My belief is that it is not a question of priority at all. It is impossible to interpret scripture without the light of some theological system, and contradictions in that system need to be resolved.
But systematic theology, concerns of linguistics, local concerns about what we know of the author's intent, background, and rhetorical style -- all of that play the role of consistency checks. They can disqualify or refine poor readings, even as the scriptures themselves are an important source of theology, knowledge of the author and culture/linguistics. So the question is not what creates what, but whether the combination of all these is consistent.

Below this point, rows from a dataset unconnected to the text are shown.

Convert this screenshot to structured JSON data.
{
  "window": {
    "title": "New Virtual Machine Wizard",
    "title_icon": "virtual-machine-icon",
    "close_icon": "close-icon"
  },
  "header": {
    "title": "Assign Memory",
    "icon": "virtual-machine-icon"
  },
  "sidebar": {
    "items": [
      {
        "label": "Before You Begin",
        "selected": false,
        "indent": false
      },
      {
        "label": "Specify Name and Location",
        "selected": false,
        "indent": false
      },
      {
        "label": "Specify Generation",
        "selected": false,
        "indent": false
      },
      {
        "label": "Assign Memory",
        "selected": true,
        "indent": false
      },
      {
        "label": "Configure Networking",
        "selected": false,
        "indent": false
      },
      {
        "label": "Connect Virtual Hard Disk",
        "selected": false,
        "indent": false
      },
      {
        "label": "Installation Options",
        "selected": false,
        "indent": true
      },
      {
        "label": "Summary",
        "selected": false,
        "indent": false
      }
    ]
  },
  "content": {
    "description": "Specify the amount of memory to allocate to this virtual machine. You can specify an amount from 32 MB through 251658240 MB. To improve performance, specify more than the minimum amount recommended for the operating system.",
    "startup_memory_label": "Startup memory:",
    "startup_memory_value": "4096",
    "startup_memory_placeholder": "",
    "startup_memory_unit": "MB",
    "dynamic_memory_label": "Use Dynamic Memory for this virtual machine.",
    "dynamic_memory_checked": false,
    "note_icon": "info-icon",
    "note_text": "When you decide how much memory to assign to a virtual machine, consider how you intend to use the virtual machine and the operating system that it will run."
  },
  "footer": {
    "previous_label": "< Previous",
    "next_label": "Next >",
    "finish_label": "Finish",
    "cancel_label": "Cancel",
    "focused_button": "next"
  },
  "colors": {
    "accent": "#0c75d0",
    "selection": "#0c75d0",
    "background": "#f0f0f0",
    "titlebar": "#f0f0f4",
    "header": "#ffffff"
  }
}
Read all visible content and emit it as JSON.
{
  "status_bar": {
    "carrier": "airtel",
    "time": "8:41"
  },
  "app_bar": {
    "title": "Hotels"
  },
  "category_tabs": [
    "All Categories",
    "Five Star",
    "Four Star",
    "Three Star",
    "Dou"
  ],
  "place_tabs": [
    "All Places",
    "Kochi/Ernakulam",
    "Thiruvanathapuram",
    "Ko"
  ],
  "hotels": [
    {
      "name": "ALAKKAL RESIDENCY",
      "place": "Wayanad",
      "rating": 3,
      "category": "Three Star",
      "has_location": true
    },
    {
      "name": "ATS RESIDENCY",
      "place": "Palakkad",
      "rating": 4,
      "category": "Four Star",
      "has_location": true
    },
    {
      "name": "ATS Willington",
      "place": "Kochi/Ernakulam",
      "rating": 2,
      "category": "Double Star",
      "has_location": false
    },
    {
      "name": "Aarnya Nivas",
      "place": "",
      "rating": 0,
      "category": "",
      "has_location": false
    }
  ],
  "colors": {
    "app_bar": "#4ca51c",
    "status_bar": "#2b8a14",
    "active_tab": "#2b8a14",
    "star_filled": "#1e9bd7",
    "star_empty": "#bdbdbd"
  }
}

The source of interpretation has to be revelation, but it is very easy to fool yourself into thinking that something is a revelation when it is not, and for that you need to throw everything at the revelation to see if it can withstand it, and systematic theology would be one of those things thrown, along with everything else.